Scan the entries below and tally the lines that include "light". Return nothing but the tally.

------------------------------------------------------------

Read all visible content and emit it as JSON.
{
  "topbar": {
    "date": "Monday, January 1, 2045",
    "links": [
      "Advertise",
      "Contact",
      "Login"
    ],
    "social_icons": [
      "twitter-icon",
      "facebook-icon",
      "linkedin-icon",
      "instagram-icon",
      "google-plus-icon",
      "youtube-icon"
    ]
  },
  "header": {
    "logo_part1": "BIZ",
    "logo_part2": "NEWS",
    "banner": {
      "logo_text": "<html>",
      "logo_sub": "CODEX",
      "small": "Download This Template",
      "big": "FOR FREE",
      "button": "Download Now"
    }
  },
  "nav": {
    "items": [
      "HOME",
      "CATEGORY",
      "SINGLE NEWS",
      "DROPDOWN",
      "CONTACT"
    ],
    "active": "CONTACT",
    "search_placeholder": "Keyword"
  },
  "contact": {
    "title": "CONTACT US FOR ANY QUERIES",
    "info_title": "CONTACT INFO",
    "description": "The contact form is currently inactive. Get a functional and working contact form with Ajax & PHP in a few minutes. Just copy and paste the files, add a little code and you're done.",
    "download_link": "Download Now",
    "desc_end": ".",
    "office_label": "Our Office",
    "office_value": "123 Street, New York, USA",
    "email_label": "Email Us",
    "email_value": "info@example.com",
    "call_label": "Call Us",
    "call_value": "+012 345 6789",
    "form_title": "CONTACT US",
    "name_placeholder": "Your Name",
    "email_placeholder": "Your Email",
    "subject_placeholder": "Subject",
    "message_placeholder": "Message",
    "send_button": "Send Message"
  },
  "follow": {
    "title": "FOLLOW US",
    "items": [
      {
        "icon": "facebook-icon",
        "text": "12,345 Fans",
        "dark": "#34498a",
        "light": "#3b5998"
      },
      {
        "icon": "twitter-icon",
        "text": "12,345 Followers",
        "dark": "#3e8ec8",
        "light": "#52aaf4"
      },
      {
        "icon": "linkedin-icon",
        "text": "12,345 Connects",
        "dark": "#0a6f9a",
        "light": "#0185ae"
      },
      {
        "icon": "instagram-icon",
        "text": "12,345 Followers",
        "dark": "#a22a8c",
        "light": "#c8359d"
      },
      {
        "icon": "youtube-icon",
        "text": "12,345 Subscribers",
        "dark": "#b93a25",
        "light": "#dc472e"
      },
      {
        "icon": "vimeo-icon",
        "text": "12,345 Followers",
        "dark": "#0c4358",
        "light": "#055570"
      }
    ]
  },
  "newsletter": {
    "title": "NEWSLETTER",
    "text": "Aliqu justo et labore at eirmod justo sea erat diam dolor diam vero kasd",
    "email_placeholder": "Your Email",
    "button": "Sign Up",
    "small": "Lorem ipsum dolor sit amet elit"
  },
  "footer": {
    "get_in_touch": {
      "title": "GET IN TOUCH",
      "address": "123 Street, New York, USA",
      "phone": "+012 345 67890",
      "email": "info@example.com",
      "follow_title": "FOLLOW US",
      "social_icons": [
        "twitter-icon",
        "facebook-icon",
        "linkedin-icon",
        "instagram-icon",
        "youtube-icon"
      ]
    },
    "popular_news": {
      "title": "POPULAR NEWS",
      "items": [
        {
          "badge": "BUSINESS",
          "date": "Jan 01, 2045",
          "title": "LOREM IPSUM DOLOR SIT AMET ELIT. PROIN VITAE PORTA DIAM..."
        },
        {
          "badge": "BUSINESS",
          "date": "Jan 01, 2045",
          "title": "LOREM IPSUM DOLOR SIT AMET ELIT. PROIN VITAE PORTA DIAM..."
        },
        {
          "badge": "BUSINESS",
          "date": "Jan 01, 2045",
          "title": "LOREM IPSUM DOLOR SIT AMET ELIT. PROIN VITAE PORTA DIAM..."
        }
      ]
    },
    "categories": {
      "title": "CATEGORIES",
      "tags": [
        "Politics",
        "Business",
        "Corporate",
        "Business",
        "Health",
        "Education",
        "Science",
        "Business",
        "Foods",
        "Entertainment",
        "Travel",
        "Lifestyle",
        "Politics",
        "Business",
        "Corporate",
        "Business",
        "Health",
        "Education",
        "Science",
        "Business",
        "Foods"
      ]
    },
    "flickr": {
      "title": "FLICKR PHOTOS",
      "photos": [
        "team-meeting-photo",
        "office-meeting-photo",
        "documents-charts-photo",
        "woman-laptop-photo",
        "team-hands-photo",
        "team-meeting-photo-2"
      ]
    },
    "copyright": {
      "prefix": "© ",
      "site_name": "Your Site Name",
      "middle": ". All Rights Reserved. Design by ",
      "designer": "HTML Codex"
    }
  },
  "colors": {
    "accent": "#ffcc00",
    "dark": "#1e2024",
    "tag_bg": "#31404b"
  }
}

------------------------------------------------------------

■ Exercise solution
6